    Jun 6, 2024 at 10:04 am

    Referring to the situation in Palestine as “genocide” is not consistent with international definitions and oversimplifies a deeply complex conflict. Accurate terminology and historical context are essential for constructive dialogue. The administration cannot acknowledge a genocide, because Israel’s response to Hamas’ murderous assault on Israeli soil is not a genocide.

    Kudos to President Whalen for trying to bring diverse groups together.While its execution may have been lacking, the goal was to foster understanding and address grievances collaboratively. If the author of this Op Ed were truly interested in providing constructive criticism, they should focus on suggestions for improving these dialogues rather than dismissing them entirely.

    Accusations of systemic racism and police intimidation must be addressed with clear evidence and a commitment to transparency. The term “ELMO” was likely intended to keep conversations focused, not to dismiss serious issues.

    It is crucial to recognize the efforts of Jewish organizations working towards peace and justice and to avoid anti-Semitic undertones in the discourse. Criticism of Israel should not perpetuate harmful stereotypes or unfairly target Jewish communities.

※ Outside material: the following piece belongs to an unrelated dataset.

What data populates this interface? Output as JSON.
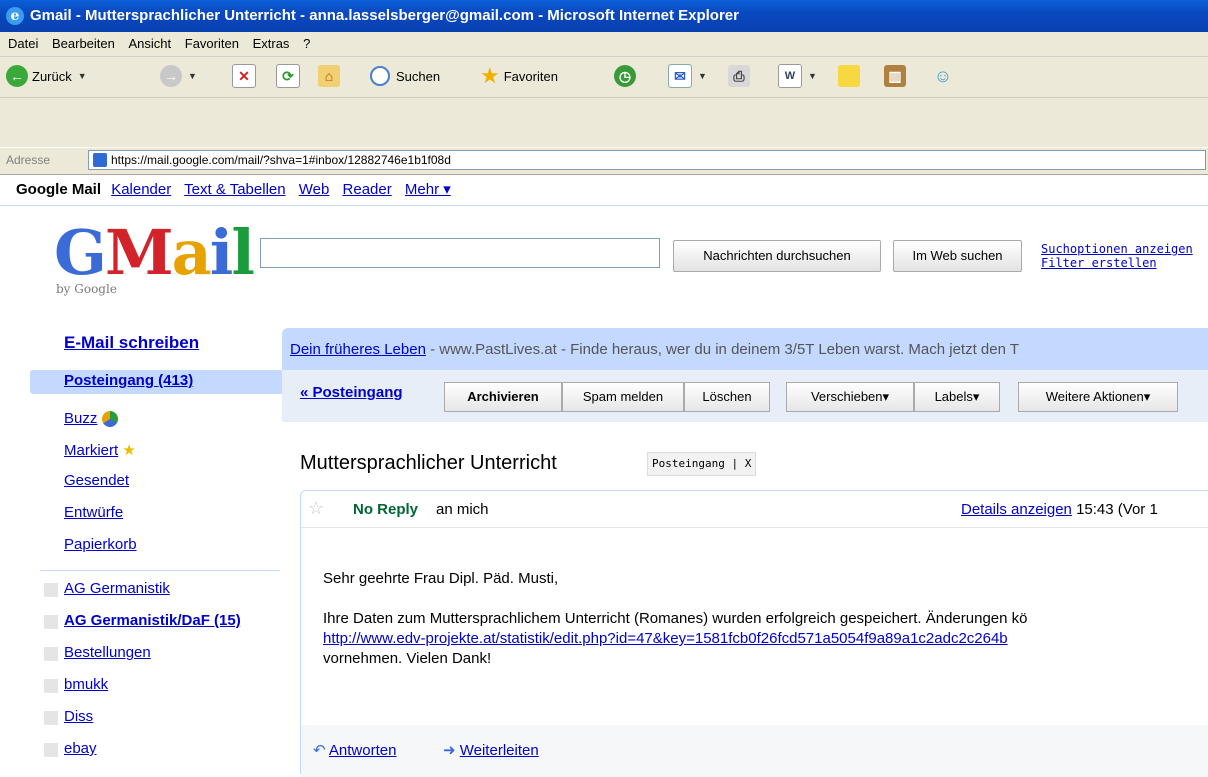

    Moving forward, we need continuous, inclusive dialogue and genuine efforts from the administration to address student concerns. Only through respectful and informed discussions can we hope to achieve mutual understanding and progress. This “opinion piece” is an example of how not to achieve this.